provides a summary of the survey responses.
Table 1Health care personnel immunization program assessment questions and responses
No state reported having a survey process that monitors health care worker immunization programs. However, 4 states reported that they have vaccines mandated for health care workers (Table 1
, Question 10). Rhode Island requires health care workers to have the MMR, varicella, and Tdap vaccines; New Jersey requires measles, and rubella; Wisconsin requires rubella; and New Mexico requires the influenza vaccine.
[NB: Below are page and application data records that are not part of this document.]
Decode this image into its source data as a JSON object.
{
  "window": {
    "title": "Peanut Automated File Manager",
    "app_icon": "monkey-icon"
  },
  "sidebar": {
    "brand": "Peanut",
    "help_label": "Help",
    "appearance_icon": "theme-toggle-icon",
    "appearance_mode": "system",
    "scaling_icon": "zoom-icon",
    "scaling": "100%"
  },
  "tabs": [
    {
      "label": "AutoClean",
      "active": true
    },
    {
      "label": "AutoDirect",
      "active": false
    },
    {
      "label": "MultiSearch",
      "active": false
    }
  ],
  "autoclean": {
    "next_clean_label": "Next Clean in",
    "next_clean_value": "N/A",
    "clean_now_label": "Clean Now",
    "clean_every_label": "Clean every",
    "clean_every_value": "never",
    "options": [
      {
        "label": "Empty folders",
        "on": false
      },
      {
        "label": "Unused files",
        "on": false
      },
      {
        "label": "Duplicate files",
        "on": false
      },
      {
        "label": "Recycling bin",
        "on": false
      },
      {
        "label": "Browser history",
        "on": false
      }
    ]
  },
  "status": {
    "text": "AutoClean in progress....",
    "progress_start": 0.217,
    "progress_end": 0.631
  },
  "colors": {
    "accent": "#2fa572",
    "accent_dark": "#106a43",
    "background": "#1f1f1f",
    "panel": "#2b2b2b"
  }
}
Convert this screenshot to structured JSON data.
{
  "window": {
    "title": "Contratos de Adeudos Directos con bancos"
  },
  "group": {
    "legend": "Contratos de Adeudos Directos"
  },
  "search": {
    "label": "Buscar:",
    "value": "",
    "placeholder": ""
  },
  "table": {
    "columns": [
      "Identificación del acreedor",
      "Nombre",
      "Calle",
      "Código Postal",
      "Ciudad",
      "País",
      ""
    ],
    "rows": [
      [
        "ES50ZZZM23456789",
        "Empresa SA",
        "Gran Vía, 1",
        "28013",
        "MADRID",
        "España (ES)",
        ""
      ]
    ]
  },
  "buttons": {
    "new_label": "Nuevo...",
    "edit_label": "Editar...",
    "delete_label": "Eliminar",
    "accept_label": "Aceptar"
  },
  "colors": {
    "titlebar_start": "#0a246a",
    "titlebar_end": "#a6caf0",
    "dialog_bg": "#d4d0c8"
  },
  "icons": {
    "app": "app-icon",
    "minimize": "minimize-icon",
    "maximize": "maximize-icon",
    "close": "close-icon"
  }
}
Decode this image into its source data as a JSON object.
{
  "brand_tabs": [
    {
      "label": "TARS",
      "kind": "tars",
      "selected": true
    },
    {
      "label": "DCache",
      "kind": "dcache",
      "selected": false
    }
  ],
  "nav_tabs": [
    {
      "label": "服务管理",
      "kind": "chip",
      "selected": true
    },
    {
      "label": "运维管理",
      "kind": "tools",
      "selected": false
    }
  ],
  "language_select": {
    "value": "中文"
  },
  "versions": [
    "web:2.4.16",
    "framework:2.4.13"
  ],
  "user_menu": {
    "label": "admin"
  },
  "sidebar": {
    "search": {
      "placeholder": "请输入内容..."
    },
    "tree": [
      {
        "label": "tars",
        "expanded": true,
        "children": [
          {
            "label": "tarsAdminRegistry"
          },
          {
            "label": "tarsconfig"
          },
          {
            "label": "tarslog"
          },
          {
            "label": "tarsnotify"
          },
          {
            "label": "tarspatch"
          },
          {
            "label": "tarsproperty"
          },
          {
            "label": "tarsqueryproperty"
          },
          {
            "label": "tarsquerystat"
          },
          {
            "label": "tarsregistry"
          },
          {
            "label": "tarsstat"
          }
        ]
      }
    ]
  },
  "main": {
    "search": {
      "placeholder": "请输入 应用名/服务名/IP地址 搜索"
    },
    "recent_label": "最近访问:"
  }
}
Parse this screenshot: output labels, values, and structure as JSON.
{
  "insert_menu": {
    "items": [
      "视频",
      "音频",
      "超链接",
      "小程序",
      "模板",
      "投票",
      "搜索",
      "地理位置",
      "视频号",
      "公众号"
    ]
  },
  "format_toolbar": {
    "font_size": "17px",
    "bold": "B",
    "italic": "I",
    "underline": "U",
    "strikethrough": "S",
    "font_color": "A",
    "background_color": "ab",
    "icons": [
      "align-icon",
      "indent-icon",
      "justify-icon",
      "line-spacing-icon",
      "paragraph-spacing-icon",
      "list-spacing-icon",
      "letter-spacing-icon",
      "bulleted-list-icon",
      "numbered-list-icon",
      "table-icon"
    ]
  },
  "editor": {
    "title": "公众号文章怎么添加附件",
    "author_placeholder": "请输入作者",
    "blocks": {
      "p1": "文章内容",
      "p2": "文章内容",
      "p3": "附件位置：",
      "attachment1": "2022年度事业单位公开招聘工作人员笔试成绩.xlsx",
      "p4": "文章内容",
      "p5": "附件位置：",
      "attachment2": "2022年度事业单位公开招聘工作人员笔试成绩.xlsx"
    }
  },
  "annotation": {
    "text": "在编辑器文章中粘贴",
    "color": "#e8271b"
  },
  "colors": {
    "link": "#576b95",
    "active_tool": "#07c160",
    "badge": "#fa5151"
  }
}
Our assessment indicates that vaccine evaluation processes are rare to nonexistent in health care facilities in the United States. Forty-seven states responded to the telephone survey, and none of the respondents indicated there was a monitoring process in place for health care personnel immunization programs within any health care facilities in their state, including the 4 states with state-mandated health care personnel vaccines. Most respondents indicated that they only had a survey process for the Vaccines for Children Program and no other monitoring or evaluation of any other immunization service or provision. This negated the need to complete the rest of the survey questions because this indicated that no health care personnel immunization programs were part of that survey or monitoring process.
The survey process has a crucial limitation. The inability to identify a single department or individual to contact within each state public health department may have limited the research personnel from receiving the most informed responses. For example, this lack of knowledge may have resulted in a survey process that failed to query the correct individual with knowledge of an existing monitoring program.
The results of the survey demonstrate an opportunity to improve the management and handling of vaccines used to immunize health care personnel. In addition, focusing attention on this potential practice gap may reveal a broader opportunity to address vaccine handling and management in other health care settings, including outpatient care settings. Development of an evaluative process with key improvement components may enable use of the public health workforce skill set within the area of immunization practices. A first step in such an initiative could be the development of interprofessional work groups to explore existing practices in health care settings, develop a collaborative monitoring process, and then build on the findings to address practice gaps. This type of initiative represents a novel opportunity for those professionals with expertise in infection prevention, program evaluation, public health, and vaccinology to collaborate for the good of their communities.
In conclusion, our results indicate a great need for a more formal, state-level evaluative process for health care worker immunization programs. Without formal oversight, the health and safety of health care workers, patients and community members may be at risk.
Published online: October 31, 2013
Conflicts of interest: None to report.
© 2014 Association for Professionals in Infection Control and Epidemiology, Inc. Published by Elsevier Inc. All rights reserved.